Scholar at University College London
Narjes Zivdar is a development practitioner and postgraduate scholar awarded by the UK’s Foreign, Commonwealth and Development Office (FCDO) at Development Planning Unit of the University College London. She holds a master’s degree in landscape architecture and environmental planning and an academic certificate in sustainable development planning focused on urban water governance from Delft University of Technology. Since 2015, Narjes has worked alongside community-based organisations and environmental justice networks, and served as a research, monitoring and evaluation consultant for the international development agencies including FAO of the United Nations, United Nations Human Settlements Programme (UN-Habitat), Danish Refugee Council, Relief International and UNESCO’s World Heritage Initiatives. She has taught in an open university in Tehran and has the experience of field interventions for the most marginalized groups including refugees, the indigenous populations, and local communities across the world and primarily in the water-sensitive regions of her home country, Iran.
She presented several research papers in the international conferences including the 6th UNESCO UNITWIN conference on culture and development (2019) in KU Leuven, Belgium where she gave a lecture on Community-based Rehabilitation of Indigenous Hydraulic Systems and Agricultural Heritage Landscapes in Iran (Persian Qanats). She also published several peer-reviewed papers and three book chapters on evidence-based, integrative, and participatory development planning with Springer Nature.

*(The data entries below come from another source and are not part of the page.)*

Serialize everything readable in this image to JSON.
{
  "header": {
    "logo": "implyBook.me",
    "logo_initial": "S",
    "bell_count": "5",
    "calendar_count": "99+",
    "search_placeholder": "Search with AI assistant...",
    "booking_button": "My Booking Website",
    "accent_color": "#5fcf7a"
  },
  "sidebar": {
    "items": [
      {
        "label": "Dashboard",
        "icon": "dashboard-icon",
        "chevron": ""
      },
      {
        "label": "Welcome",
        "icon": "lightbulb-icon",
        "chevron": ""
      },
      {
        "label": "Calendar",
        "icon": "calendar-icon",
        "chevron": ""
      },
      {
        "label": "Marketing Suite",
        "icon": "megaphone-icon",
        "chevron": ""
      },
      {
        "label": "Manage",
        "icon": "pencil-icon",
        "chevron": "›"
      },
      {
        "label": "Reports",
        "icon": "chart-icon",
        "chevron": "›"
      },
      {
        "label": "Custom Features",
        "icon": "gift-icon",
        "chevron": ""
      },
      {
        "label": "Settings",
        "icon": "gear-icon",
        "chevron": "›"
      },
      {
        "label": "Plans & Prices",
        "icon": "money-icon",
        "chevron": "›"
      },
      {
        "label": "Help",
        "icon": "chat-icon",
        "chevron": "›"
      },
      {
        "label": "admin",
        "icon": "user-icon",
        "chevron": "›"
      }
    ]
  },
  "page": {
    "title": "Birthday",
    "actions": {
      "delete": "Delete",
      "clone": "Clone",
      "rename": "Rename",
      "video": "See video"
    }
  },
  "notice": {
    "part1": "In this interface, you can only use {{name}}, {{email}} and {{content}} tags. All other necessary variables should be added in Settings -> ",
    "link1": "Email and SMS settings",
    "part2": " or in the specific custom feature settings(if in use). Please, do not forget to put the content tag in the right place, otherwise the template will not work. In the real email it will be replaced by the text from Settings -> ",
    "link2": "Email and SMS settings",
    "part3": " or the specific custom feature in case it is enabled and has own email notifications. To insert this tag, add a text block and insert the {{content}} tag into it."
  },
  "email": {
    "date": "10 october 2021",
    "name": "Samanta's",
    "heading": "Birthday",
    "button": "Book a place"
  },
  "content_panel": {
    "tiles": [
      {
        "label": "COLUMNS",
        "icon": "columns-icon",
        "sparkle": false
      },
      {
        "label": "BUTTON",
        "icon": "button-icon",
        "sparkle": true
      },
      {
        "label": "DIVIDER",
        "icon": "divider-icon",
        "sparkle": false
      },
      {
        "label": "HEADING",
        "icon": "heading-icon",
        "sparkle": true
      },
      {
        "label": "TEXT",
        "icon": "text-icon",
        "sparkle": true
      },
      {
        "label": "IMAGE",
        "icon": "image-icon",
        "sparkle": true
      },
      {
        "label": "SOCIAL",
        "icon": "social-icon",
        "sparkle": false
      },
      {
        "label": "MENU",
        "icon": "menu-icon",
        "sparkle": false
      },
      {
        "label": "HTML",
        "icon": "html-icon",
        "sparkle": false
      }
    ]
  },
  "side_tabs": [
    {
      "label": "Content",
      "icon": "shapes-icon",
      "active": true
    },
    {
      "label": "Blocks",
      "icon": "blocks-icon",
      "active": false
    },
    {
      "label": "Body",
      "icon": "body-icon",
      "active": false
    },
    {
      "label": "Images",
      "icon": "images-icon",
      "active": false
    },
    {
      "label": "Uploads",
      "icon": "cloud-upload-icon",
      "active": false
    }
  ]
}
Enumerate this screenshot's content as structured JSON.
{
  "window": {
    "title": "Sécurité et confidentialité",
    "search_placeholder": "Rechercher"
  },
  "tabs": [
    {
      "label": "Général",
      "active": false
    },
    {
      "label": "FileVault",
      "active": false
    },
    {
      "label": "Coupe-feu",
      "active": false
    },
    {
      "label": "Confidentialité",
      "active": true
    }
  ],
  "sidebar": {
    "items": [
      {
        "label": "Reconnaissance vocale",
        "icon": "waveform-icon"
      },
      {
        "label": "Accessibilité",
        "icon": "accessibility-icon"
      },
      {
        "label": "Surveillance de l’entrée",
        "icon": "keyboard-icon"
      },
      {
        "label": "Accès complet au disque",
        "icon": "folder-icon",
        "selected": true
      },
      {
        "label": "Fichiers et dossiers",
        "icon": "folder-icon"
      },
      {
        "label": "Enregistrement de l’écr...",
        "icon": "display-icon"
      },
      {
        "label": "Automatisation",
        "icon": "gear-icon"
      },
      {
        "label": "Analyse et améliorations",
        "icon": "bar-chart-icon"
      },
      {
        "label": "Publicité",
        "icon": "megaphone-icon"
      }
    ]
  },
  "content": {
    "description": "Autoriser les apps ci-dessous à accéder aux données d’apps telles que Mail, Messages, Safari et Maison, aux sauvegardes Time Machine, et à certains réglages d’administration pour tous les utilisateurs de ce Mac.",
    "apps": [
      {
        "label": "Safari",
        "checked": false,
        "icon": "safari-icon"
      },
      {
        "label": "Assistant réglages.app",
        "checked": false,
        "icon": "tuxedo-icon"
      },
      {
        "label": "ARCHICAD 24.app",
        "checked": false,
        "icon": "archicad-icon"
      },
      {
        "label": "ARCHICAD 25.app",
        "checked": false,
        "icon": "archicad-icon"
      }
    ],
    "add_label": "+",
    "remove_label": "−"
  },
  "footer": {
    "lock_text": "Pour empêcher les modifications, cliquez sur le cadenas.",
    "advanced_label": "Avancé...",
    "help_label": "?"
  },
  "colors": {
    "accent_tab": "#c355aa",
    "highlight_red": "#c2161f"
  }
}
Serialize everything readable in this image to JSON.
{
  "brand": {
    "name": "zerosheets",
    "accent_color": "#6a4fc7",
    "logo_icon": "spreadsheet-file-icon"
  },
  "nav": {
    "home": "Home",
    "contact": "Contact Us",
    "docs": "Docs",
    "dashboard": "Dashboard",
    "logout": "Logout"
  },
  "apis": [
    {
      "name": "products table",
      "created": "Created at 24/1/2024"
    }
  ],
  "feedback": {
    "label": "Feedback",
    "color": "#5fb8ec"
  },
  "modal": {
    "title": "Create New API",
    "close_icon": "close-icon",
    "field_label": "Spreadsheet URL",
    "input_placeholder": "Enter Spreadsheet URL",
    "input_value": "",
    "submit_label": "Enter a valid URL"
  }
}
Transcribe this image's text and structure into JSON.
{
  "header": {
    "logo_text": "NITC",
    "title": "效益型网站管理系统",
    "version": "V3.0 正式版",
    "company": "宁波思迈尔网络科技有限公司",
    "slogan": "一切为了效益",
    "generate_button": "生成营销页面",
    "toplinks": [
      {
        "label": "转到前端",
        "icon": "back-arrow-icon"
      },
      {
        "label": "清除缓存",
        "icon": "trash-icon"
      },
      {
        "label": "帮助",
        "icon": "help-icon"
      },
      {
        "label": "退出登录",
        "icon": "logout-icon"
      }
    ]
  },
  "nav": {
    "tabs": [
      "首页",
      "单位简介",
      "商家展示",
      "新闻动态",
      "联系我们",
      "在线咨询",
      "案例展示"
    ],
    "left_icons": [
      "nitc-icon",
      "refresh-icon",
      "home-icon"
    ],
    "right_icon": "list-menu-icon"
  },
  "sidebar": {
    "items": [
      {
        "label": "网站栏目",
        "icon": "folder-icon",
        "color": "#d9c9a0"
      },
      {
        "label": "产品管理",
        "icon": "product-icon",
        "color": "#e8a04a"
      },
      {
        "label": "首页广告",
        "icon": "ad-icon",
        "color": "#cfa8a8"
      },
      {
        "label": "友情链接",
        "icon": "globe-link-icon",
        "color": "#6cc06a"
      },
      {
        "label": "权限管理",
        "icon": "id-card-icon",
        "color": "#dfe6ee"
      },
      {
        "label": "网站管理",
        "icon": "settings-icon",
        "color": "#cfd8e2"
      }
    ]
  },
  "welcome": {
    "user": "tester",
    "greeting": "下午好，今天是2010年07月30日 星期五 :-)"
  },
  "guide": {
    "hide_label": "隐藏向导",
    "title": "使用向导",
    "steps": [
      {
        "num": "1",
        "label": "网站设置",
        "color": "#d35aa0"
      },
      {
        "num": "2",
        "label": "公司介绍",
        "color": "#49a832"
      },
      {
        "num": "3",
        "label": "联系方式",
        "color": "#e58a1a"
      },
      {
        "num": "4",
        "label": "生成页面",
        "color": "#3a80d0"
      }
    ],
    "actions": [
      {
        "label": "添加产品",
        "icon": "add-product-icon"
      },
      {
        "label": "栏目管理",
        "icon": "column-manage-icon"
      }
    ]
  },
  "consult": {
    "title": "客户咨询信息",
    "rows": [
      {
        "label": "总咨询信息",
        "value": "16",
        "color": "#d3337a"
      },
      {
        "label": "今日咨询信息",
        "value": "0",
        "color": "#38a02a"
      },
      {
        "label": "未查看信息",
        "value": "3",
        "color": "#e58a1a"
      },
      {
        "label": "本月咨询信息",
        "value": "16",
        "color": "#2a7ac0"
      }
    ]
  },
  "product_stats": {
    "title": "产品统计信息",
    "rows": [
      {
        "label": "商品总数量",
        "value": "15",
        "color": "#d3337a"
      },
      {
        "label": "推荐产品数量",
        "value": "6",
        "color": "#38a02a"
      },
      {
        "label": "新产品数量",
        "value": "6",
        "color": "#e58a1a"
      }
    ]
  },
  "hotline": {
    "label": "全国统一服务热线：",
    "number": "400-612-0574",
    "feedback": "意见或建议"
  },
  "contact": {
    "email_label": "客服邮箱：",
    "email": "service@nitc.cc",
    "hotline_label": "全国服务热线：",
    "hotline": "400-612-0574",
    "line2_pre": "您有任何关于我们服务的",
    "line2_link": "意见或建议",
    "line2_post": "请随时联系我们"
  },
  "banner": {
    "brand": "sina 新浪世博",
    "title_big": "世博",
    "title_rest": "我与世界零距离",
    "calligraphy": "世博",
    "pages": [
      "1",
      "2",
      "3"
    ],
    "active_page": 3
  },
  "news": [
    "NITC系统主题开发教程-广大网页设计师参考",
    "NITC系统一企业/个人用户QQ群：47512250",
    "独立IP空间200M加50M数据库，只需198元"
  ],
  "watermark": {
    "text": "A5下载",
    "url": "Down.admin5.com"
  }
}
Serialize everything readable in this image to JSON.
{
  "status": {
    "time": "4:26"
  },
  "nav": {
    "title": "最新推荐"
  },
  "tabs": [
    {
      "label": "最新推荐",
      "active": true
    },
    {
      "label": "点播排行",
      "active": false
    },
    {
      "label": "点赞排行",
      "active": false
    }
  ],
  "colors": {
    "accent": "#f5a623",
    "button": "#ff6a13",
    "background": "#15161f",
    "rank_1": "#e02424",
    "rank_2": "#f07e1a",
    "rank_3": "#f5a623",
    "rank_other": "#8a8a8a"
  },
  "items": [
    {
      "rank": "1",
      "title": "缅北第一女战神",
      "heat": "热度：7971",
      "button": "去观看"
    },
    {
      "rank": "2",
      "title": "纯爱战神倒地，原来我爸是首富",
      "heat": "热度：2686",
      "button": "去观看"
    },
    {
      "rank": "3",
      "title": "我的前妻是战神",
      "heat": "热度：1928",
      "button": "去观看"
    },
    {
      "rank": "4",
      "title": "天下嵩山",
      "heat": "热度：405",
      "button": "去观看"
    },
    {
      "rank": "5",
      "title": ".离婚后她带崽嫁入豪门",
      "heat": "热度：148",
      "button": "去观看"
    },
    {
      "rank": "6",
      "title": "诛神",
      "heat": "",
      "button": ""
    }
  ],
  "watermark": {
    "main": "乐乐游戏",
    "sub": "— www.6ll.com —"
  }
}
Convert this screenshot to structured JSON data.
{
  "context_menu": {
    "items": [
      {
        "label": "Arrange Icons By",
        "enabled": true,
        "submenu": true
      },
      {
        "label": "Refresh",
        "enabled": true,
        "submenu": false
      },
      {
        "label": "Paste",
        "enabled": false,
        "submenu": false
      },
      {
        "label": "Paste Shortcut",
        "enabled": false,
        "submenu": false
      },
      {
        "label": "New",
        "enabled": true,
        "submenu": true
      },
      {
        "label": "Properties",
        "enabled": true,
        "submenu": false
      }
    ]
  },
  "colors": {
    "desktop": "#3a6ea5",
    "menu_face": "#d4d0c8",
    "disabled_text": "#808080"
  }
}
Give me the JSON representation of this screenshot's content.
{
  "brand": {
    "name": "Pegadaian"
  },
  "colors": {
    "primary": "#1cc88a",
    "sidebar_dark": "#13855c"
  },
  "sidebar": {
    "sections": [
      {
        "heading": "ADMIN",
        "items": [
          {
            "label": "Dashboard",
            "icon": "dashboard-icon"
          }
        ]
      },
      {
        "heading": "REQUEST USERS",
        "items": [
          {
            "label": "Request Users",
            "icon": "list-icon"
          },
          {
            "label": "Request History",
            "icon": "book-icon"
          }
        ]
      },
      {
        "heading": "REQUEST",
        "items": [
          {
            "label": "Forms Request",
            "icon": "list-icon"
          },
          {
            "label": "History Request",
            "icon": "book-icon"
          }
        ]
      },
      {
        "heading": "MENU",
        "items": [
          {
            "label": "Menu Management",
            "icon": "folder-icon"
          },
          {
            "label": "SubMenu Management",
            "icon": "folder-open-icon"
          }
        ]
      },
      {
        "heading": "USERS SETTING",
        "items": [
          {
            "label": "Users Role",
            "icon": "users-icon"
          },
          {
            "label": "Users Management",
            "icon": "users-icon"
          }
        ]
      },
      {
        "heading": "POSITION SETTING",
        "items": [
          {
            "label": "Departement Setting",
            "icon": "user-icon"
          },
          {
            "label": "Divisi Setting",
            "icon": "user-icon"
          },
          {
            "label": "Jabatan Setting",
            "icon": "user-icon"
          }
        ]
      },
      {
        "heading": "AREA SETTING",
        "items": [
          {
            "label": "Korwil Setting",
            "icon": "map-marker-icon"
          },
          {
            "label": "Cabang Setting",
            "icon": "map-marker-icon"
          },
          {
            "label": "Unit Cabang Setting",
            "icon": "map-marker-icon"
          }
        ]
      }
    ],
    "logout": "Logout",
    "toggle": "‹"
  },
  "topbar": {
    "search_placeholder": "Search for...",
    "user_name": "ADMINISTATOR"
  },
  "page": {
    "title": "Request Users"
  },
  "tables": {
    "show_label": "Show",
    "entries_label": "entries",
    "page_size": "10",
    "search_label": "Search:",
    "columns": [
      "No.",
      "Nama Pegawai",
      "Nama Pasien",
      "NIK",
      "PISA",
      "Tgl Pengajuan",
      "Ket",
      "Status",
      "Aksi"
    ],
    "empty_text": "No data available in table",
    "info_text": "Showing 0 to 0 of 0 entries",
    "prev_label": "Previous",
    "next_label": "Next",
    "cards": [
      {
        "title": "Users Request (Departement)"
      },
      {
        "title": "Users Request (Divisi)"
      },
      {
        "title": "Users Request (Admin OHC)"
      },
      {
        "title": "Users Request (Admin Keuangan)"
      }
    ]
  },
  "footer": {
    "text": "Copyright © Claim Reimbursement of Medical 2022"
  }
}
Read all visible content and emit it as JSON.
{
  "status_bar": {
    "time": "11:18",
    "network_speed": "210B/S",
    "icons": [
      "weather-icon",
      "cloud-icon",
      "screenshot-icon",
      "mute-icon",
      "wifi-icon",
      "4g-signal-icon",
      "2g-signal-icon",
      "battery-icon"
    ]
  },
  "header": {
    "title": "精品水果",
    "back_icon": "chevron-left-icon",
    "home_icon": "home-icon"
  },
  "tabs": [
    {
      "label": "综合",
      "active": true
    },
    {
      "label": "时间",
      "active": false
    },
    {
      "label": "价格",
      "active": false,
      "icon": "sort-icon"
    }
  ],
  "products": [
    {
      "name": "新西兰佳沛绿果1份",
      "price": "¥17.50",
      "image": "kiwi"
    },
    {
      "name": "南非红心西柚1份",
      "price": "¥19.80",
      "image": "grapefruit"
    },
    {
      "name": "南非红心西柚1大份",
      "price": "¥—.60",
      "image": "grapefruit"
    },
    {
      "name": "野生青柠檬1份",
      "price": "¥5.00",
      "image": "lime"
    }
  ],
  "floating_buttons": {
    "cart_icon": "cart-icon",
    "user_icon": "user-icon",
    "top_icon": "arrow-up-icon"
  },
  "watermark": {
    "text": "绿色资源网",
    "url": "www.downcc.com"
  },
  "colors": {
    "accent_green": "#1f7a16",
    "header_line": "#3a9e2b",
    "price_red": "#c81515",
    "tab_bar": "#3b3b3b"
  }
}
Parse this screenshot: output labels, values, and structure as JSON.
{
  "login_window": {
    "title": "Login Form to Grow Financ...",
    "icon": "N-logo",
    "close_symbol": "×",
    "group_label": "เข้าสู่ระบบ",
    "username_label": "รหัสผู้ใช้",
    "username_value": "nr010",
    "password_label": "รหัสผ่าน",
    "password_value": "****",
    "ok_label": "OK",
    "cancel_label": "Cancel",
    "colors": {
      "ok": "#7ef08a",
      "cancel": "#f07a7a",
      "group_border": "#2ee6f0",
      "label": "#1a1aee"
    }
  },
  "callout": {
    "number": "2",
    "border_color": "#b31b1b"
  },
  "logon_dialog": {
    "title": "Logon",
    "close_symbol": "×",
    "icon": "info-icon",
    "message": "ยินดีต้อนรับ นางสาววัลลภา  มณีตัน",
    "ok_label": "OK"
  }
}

Her recently published research introduces a GIS-based and multi-layer assessment framework for achieving urban resilience and addressing the increasingly widespread and complex environmental, economic, cultural, and political challenges around water infrastructures and services in the cities with an emphasis on a broader appreciation of socio-economic processes in planning rather than the limited focus on the physical aspects. Attentive to environmental, spatial, and social justice as well as indigenous resistance and autonomy, she increasingly explores decolonial and alternative development pathways by hearing the voice of marginalized and indigenous groups, and by conducting critical ethnography on the vernacular knowledge and communal management of water. Her ongoing research project in this regard which is titled “Transition by Tradition: Rethinking the Governance of Water Infrastructures” has been selected for presentation in the 2nd UNESCO conference on water and global change (2021) at UNESCO HQ in Paris.